Technical director Wolfgang Bengel, who works at a German biomass company called the BMP Biomasse Projekt, saw a business opportunity in solving the brewery grain waste headache. He reasoned that the leftover grain could be used to create steam and biogas, which would provide energy for the breweries, cheapening energy costs, as well as the costs of transporting grain to farms.
Bengel claims that he successfully treated the residue from rice and sugar cane in boilers with atmospheric fluidized bed combustion systems to produce energy in China and Thailand. Bengel also believes that a similar process could be developed for the breweries’ spent wet grain. Water would first have to be removed from the wet spent grain, then the grain would have to be dried and burned to produce energy. “Beer-making is energy intensive — you boil stuff, use hot water and steam, and then use electric energy for cooling — so if you recover more than 50 percent of your own energy costs from the spent grain that’s a big saving,” says Bengel.
BMP finally turned to business partner and German biogas plant specialist INNOVAS, which the company had already worked with in China, to help develop the method as a EUREKA project. Germany's BISANZ, which works on engineering projects, was additionally enlisted, as was Slovakian partner Adato, which designs boilers. By chance, BISANZ had been working on a boiler plant for a waste management company that entered bankruptcy with assets being sold. The partners decided to buy the unwanted plant and adapt the equipment to the process of burning spent grain.
Researchers had to add extra cleaning and filtering equipment to the combustion equipment bought. There are extremely high European standards for combustion, and the team had to extend the research timetable as its initial burning tests failed to meet requirements. “We had more than 50 to 60 test periods of burning mixtures of spent grain,” according to Bengel.
The partners managed to refine the process in order to meet requirements.
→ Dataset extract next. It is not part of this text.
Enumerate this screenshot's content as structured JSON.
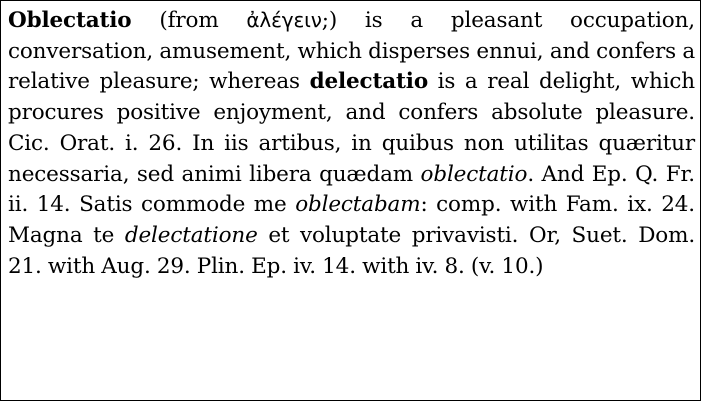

They also say that they perfected the anaerobic treatment of brewery wastewater, thereby producing a complete system for breweries to treat their complete waste stream, wet spent grain and wastewater. One of Germany’s environmental protection agencies — TÜV Rheinland — certified the burning process as up to standard.
Breweries signing up could become greener breweries, creating their own energy, and cutting down on lorries traveling to and from factories. “Out of 100,000 tons of wet spent grain, you have 2,000 tons or even less of ashes,” says Bengel.